5. Expansions. It seems that, at every demo, someone asks if there are going to be expansions. I think it’s a great idea, so why not start right off the bat? This next campaign will feature a deluxe model with your choice of 3 expansion packs of Nouns and Verbs. So those who want the NSFW experience will be able to pick that up. Those that want a really Shakesperean experience (like teachers!) can grab the Shakespeare pack. Along with those are a Family Friendlier pack and a Pop Culture pack. This means that people can really get the game they want, customizing the whole way.
6. Smarter Advertising. Let’s be completely real: advertising on BoardGameGeek is really expensive. It’s $500 just to get your foot in the door. Booking the front page (which is really just the top-most banner) is another $200 for a day. Now, I’m not saying it isn’t worth it. I have no doubt that the campaign brought in $700 in pledges from people who clicked on the ads. But A) it wasn’t a great return on investment because B) I don’t believe this is the right kind of game for those ads.

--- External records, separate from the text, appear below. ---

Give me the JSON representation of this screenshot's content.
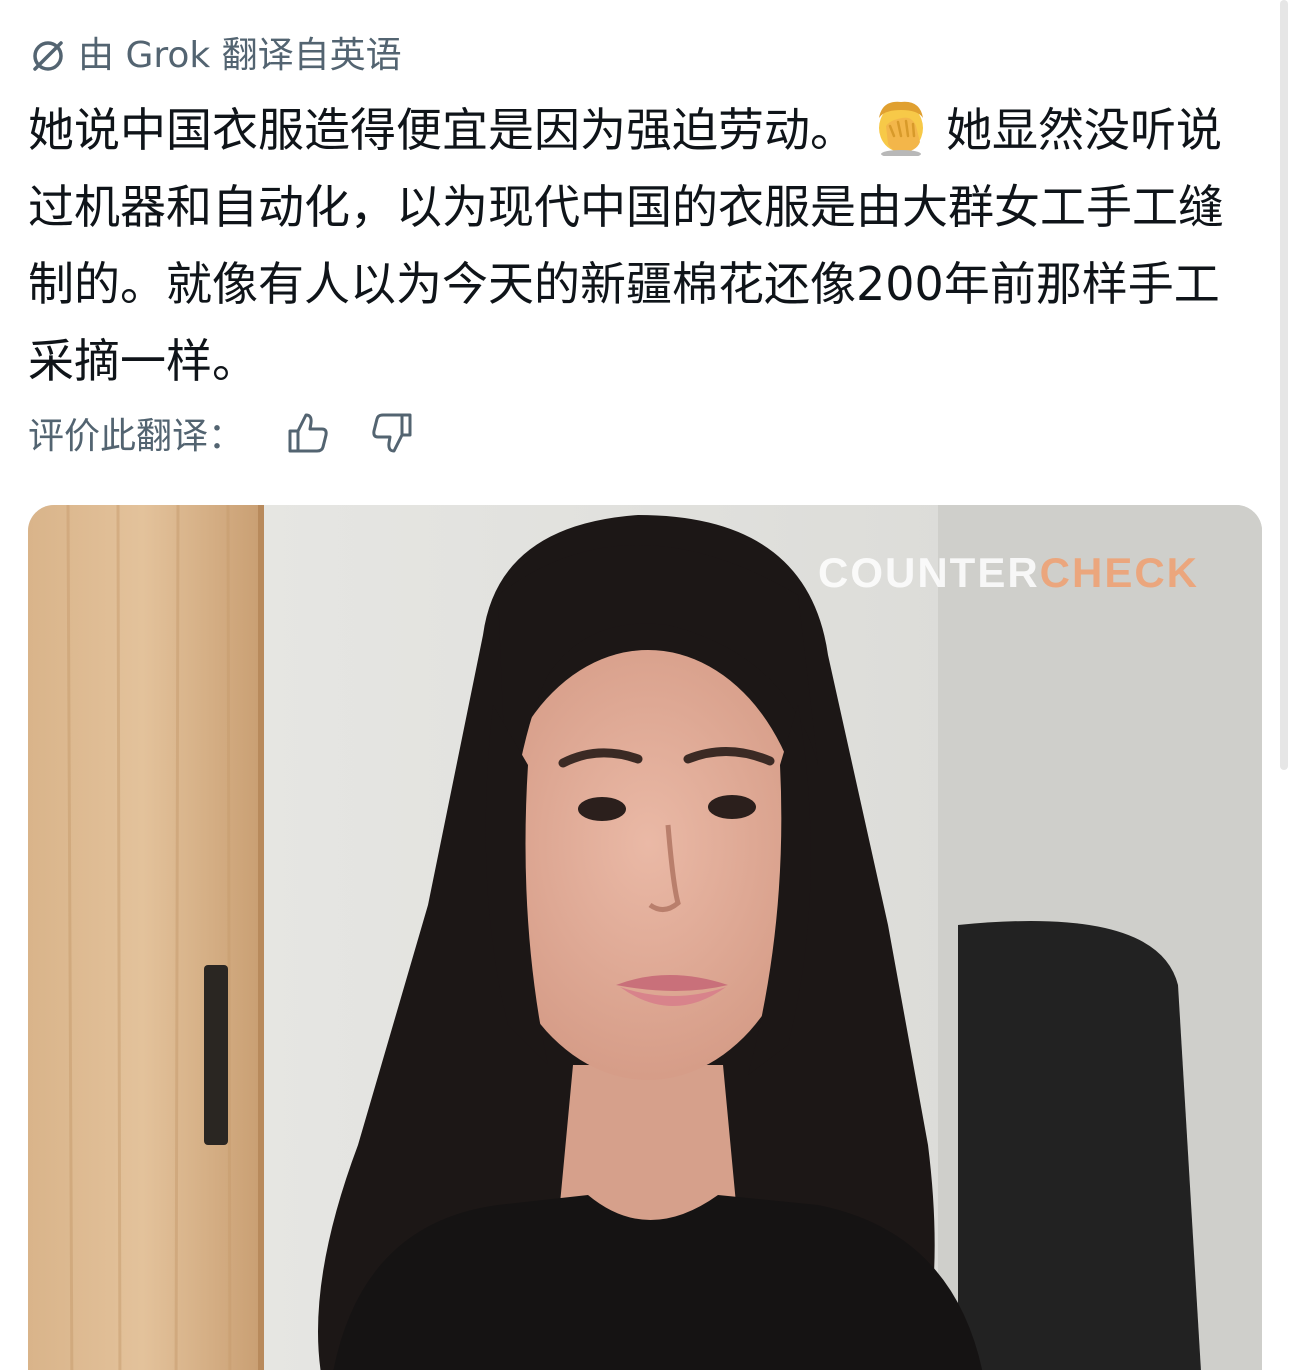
{
  "translation": {
    "label": "由 Grok 翻译自英语",
    "icon": "grok-icon"
  },
  "tweet": {
    "text_part1": "她说中国衣服造得便宜是因为强迫劳动。",
    "emoji": "🤦",
    "emoji_name": "facepalm-emoji",
    "text_part2": "她显然没听说过机器和自动化，以为现代中国的衣服是由大群女工手工缝制的。就像有人以为今天的新疆棉花还像200年前那样手工采摘一样。"
  },
  "rating": {
    "label": "评价此翻译：",
    "thumbs_up_icon": "thumbs-up-icon",
    "thumbs_down_icon": "thumbs-down-icon"
  },
  "media": {
    "watermark_part1": "COUNTER",
    "watermark_part2": "CHECK",
    "watermark_color_1": "#ffffff",
    "watermark_color_2": "#f0a070"
  },
  "colors": {
    "text_primary": "#0f1419",
    "text_secondary": "#536471"
  }
}
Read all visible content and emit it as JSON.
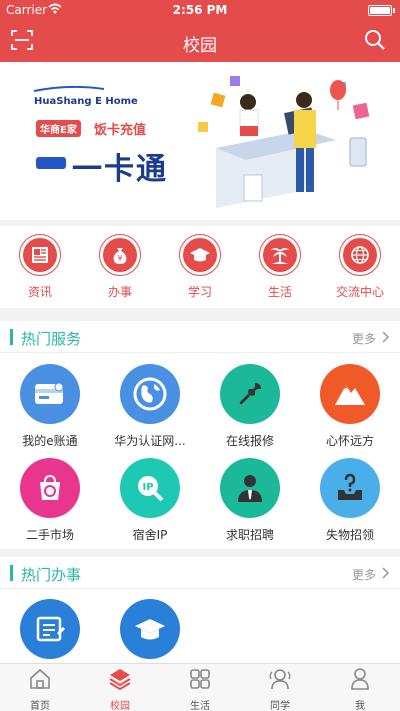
{
  "status": {
    "carrier": "Carrier",
    "time": "2:56 PM"
  },
  "nav": {
    "title": "校园"
  },
  "banner": {
    "brand": "HuaShang E Home",
    "badge": "华商E家",
    "slogan": "饭卡充值",
    "title": "一卡通"
  },
  "quick": [
    {
      "label": "资讯",
      "icon": "news-icon"
    },
    {
      "label": "办事",
      "icon": "money-bag-icon"
    },
    {
      "label": "学习",
      "icon": "graduation-cap-icon"
    },
    {
      "label": "生活",
      "icon": "palm-tree-icon"
    },
    {
      "label": "交流中心",
      "icon": "globe-icon"
    }
  ],
  "hot_services": {
    "title": "热门服务",
    "more": "更多",
    "items": [
      {
        "label": "我的e账通",
        "icon": "card-icon",
        "color": "#4a90e2"
      },
      {
        "label": "华为认证网...",
        "icon": "globe-icon",
        "color": "#4a90e2"
      },
      {
        "label": "在线报修",
        "icon": "wrench-icon",
        "color": "#1bb89a"
      },
      {
        "label": "心怀远方",
        "icon": "mountain-icon",
        "color": "#f05a28"
      },
      {
        "label": "二手市场",
        "icon": "recycle-bag-icon",
        "color": "#e8368f"
      },
      {
        "label": "宿舍IP",
        "icon": "ip-search-icon",
        "color": "#1ec9b3"
      },
      {
        "label": "求职招聘",
        "icon": "person-tie-icon",
        "color": "#1bb89a"
      },
      {
        "label": "失物招领",
        "icon": "lost-found-icon",
        "color": "#4aaee8"
      }
    ]
  },
  "hot_affairs": {
    "title": "热门办事",
    "more": "更多",
    "items": [
      {
        "icon": "form-icon",
        "color": "#2a7fd8"
      },
      {
        "icon": "graduation-cap-icon",
        "color": "#2a7fd8"
      }
    ]
  },
  "tabs": [
    {
      "label": "首页",
      "icon": "home-icon"
    },
    {
      "label": "校园",
      "icon": "layers-icon",
      "active": true
    },
    {
      "label": "生活",
      "icon": "grid-icon"
    },
    {
      "label": "同学",
      "icon": "classmates-icon"
    },
    {
      "label": "我",
      "icon": "user-icon"
    }
  ],
  "colors": {
    "brand_red": "#e44b4b",
    "accent_teal": "#27b8a8"
  }
}
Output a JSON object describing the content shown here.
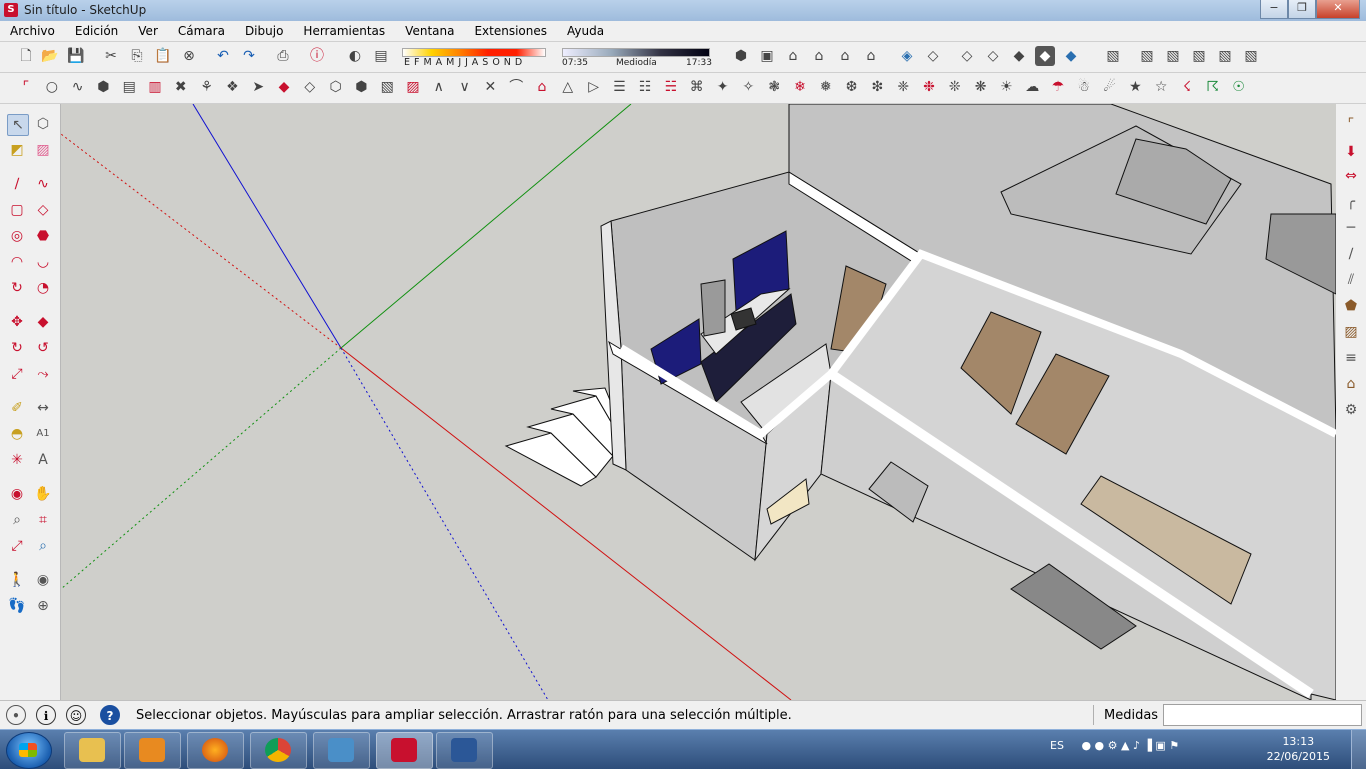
{
  "window": {
    "title": "Sin título - SketchUp"
  },
  "menubar": {
    "items": [
      "Archivo",
      "Edición",
      "Ver",
      "Cámara",
      "Dibujo",
      "Herramientas",
      "Ventana",
      "Extensiones",
      "Ayuda"
    ]
  },
  "shadow": {
    "months": "EFMAMJJASOND",
    "time_start": "07:35",
    "time_mid": "Mediodía",
    "time_end": "17:33"
  },
  "statusbar": {
    "message": "Seleccionar objetos. Mayúsculas para ampliar selección. Arrastrar ratón para una selección múltiple.",
    "measurements_label": "Medidas",
    "measurements_value": ""
  },
  "taskbar": {
    "language": "ES",
    "time": "13:13",
    "date": "22/06/2015",
    "apps": [
      "explorer-icon",
      "media-player-icon",
      "firefox-icon",
      "chrome-icon",
      "photo-viewer-icon",
      "sketchup-icon",
      "word-icon"
    ]
  },
  "colors": {
    "viewport": "#cfcfcb",
    "axis_red": "#d01010",
    "axis_green": "#109010",
    "axis_blue": "#1010d0",
    "cabinet_blue": "#1c1c7a",
    "door_brown": "#a38769"
  }
}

Ads on BGG are great for games that really appeal to the hardcore gamer crowd and/or games that have a big name behind them. If someone is already anticipating a game, then they see an ad for it, that can prompt them to jump on it right then. But frankly, the world of party games doesn’t always intersect with the world of who logs on to BGG. So while we may have gotten $700 worth of pledges from there, it isn’t necessarily the best use of money.
Instead, a better use of ad funds is likely Facebook. Facebook allows you to directly target certain demographics. So instead of just a wash of gamers, I can tailor my ads to those who like Cards Against Humanity. Or Shakespeare. Or people who indicate they are english teachers. There are a wide variety of people who might love Bill Shakespeare is Dead, but they don’t necessarily hang out on the same Venn diagrams. Plus, Facebook allows you to see the stats, so you can tweak things if need be. That kind of feedback is crucial.
And finally, there’s no replacement for the tribe. Gathering a following is a thing that takes time and effort. Over 100 people pledged for Bill Shakespeare is Dead this last time out. So now we’ve got supporters. People who are excited about the game. People who will champion it to others. You can’t buy that with ads.
So let’s get ready to raise the curtain for Act II on May 19th!